Of course, all the maudlin attempts at heartstring-tugging were shoveled effusively down our throats, such as the birth of Chris Klein’s baby and his subsequent hollow prayer, “I don’t know what god’s plan is for me – I hope it’s to protect orphans and not make any” – let’s qualify that statement with the word “American orphans,” cos you sure as shit made a lot of Vietnamese orphans out on that field today, you mannequin-faced hypocrite.
Then there was the montage of Soldier Wife (Madeline Stowe) delivering a sheaf of bereavement letters from the government to unfortunate housewives in her locale, which might have been touching had I not noticed how crooked her wig looked; camera playing over close-ups of extras trying to look soul-broken, when you know that they’re overjoyed to be adding this onscreen sixty-frame dissolve to their resume as “Bereaved Housewife.”
Especially moving was a scene where Barry Pepper, who had just made his acquaintance with Jimmy The Good Gook, was trying to lift the napalmed Jimmy aboard the rescue chopper by grabbing his legs. The jellied flesh of Jimmy’s shins peel off in Pepper’s hands, revealing bone; Jimmy screams (through half a face – although I’m not sure he would have even felt his shins peeling away while his nerves were still trying to deal with the fact that the whole left side of his body had just been cauterized), victim of the Hollywood foreshadowing gambit, which states that if a minor character admits something joyous (such as Jimmy’s wife “having a baby today”) for no plot purpose, it is purely a tool to leverage audience emotion later.
Then came the unintentionally amusing montage in which Barry Pepper dynamically shoots his camera instead of his gun (an aspect made veeery obvious to the cabbagehead public via the previous scene, in a closeup where he drops his gun to replace it with his camera – found later, hanging miraculously unscathed from a tree branch); that look of determined fortitude, overlayed with 70-ml movie-camera image stills, as he turns every which way in slomo, a hero of the shattered plains, a darkroom chemist gone wild – oh, be still my aperture!
We’re aware of his massive range of acting chops, but for this movie, Mel Gibson just cupped one hand and skimmed the surface froth of that deep, deep mug. And speaking of mugs, this movie may have salvaged a few reasonable moments were it not for Mel’s egregious mugging at every foreseeable opportunity.

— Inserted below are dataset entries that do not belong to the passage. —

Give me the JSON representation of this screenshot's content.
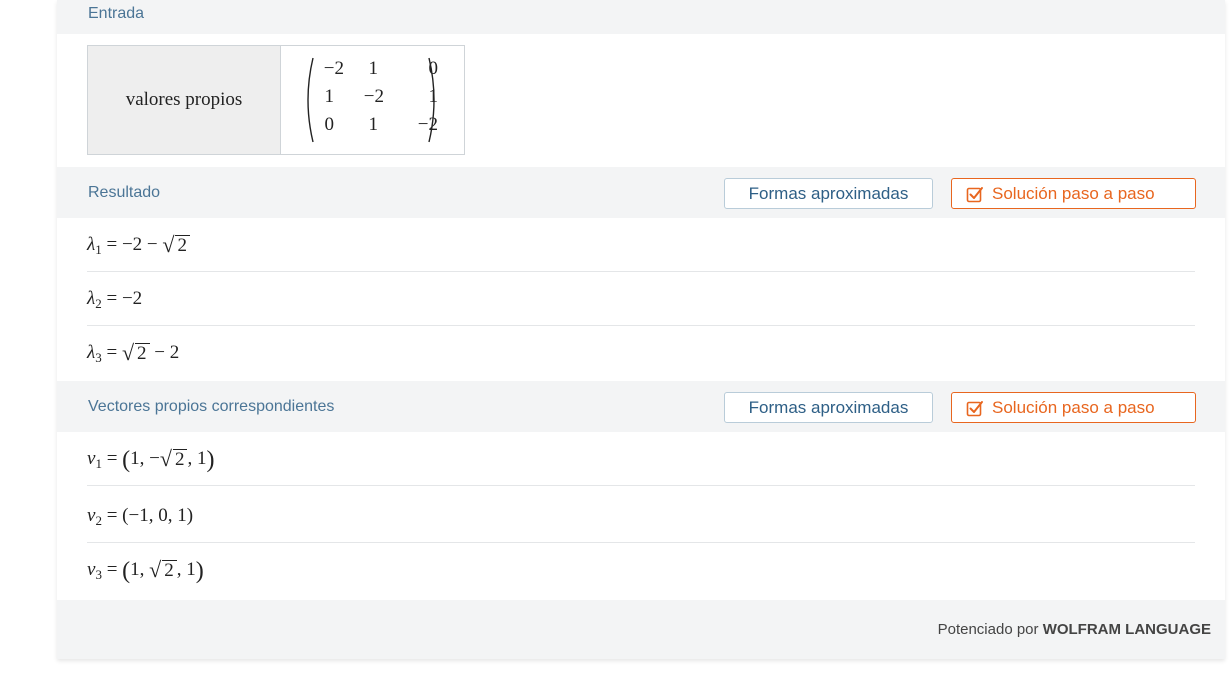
{
  "input": {
    "title": "Entrada",
    "label": "valores propios",
    "matrix": [
      [
        "−2",
        "1",
        "0"
      ],
      [
        "1",
        "−2",
        "1"
      ],
      [
        "0",
        "1",
        "−2"
      ]
    ]
  },
  "result": {
    "title": "Resultado",
    "approx_button": "Formas aproximadas",
    "steps_button": "Solución paso a paso",
    "rows": [
      {
        "sym": "λ",
        "sub": "1",
        "eq": " = −2 − ",
        "sqrt": "2",
        "tail": ""
      },
      {
        "sym": "λ",
        "sub": "2",
        "eq": " = −2",
        "sqrt": "",
        "tail": ""
      },
      {
        "sym": "λ",
        "sub": "3",
        "eq": " = ",
        "sqrt": "2",
        "tail": " − 2"
      }
    ]
  },
  "vectors": {
    "title": "Vectores propios correspondientes",
    "approx_button": "Formas aproximadas",
    "steps_button": "Solución paso a paso",
    "rows": [
      {
        "sym": "v",
        "sub": "1",
        "eq": " = ",
        "pre": "1, −",
        "sqrt": "2",
        "post": ", 1"
      },
      {
        "sym": "v",
        "sub": "2",
        "eq": " = ",
        "pre": "−1, 0, 1",
        "sqrt": "",
        "post": ""
      },
      {
        "sym": "v",
        "sub": "3",
        "eq": " = ",
        "pre": "1, ",
        "sqrt": "2",
        "post": ", 1"
      }
    ]
  },
  "footer": {
    "prefix": "Potenciado por ",
    "brand": "WOLFRAM LANGUAGE"
  },
  "colors": {
    "pod_title": "#4b7596",
    "accent_orange": "#e8661f",
    "approx_border": "#b9ccd9",
    "band": "#f3f4f5"
  }
}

His unabashed mugging was to this movie as Chuck Heston’s was to SOYLENT GREEN. He delivered many monologs, all testosterone-drenched in red-whaht-en-blue; he made a lot of empty promises (most of them concerned with “leaving no one behind” blah blah) he oozed a lot of compassion and ultimately, should have quit the movie business after making BRAVEHEART.
We should probably brace ourselves for the next filmic propaganda right about the time an American bomb goes off in some defenseless Middle Eastern backwater…
Edited: 2004, Aug 4